Data records for software interfaces:
********************
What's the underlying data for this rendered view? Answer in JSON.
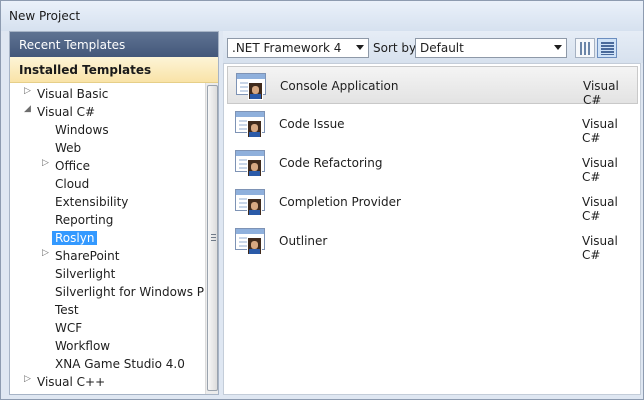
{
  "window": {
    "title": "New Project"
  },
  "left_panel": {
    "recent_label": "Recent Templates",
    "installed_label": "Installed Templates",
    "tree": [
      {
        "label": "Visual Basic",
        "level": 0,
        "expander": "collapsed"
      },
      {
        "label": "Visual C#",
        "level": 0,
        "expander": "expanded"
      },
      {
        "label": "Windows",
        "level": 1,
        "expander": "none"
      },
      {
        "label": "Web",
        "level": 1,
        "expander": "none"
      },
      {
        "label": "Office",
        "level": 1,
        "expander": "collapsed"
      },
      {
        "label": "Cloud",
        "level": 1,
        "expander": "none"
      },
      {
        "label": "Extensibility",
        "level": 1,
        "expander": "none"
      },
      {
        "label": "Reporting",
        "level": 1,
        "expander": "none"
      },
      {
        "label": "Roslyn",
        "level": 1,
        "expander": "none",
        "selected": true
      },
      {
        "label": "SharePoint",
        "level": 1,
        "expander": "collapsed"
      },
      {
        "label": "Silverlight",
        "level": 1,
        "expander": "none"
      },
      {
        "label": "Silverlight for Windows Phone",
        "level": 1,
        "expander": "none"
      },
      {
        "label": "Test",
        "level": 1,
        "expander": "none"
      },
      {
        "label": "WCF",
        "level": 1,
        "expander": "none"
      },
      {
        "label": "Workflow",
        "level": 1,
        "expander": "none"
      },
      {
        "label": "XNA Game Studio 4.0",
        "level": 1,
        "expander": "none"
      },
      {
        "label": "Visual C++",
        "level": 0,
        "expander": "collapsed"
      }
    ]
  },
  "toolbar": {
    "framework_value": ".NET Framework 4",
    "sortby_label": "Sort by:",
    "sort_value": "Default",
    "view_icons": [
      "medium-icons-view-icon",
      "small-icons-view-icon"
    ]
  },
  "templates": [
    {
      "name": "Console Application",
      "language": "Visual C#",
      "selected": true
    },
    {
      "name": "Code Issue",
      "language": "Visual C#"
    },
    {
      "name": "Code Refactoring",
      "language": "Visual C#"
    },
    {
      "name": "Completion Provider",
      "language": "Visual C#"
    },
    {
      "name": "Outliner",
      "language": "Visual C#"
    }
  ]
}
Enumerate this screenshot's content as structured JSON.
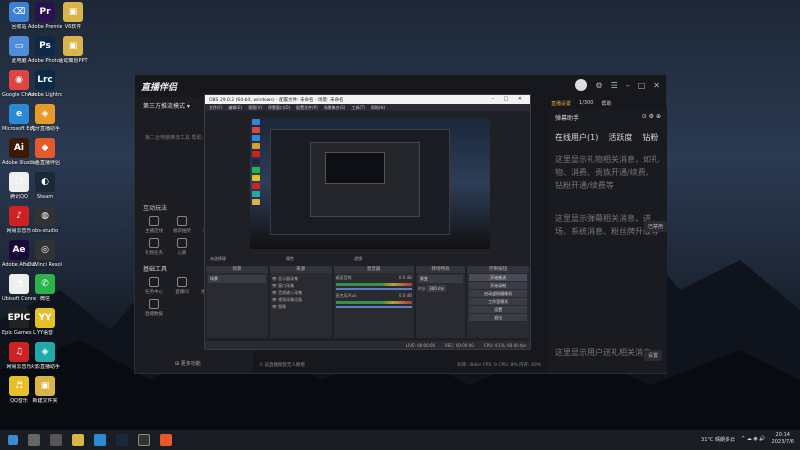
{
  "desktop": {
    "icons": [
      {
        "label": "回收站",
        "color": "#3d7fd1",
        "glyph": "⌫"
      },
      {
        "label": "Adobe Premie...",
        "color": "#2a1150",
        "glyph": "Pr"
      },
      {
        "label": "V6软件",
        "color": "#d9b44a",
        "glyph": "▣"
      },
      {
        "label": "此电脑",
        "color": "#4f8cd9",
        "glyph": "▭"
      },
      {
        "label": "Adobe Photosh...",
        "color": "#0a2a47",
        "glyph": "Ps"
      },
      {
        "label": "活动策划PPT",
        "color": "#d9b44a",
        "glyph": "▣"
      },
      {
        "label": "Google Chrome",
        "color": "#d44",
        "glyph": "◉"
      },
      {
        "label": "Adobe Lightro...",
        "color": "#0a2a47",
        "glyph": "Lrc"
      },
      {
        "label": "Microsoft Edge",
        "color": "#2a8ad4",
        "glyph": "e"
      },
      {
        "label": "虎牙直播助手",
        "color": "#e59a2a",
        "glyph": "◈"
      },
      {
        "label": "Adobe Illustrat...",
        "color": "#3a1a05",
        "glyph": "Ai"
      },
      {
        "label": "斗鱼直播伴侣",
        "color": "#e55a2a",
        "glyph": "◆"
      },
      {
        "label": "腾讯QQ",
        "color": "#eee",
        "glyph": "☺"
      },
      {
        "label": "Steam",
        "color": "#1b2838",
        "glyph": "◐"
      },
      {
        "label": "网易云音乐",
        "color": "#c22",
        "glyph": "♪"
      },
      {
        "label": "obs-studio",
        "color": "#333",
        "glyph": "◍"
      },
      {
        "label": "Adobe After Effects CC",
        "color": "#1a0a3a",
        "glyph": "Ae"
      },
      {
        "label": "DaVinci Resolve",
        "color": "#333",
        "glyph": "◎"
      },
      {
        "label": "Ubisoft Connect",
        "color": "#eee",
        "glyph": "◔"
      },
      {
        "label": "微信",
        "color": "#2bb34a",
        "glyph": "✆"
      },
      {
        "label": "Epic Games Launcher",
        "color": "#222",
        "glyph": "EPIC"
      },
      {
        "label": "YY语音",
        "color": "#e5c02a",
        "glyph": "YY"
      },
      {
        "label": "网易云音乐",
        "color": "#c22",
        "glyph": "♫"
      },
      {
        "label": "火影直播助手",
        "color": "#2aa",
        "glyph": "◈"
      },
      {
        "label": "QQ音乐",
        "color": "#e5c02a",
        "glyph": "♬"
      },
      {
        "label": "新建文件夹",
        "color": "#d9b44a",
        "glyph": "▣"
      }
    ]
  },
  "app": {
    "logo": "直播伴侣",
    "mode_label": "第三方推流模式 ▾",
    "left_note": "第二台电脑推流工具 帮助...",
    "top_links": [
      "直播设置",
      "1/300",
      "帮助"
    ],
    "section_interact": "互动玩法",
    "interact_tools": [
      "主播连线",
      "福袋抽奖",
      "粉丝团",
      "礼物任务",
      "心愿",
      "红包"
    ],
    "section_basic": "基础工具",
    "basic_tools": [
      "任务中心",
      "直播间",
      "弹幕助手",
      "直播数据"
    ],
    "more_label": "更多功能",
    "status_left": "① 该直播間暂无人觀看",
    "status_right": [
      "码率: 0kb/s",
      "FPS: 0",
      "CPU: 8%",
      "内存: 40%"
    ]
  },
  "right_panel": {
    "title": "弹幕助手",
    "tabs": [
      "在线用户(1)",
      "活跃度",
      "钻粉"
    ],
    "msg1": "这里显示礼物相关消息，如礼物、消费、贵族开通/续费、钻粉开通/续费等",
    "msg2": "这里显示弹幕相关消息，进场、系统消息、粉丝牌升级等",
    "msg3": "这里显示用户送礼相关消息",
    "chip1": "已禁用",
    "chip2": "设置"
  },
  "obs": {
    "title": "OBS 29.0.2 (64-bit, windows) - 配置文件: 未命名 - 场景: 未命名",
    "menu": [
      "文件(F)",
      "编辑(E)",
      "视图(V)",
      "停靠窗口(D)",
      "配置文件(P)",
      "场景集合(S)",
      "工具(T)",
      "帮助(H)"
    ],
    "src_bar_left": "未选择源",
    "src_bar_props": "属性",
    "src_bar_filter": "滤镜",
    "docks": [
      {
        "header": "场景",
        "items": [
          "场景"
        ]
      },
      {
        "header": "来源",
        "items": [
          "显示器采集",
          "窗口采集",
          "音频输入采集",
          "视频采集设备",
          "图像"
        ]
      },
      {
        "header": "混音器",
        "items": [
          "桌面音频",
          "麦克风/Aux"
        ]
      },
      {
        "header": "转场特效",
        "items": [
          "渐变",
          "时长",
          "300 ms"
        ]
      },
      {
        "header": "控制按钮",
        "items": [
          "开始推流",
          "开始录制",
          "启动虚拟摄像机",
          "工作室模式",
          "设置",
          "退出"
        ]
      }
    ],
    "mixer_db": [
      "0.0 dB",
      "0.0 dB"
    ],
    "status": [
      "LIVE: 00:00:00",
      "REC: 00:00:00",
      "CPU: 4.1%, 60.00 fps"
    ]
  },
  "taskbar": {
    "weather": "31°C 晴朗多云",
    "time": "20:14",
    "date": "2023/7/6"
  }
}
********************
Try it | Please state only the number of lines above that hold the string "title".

Task result | 3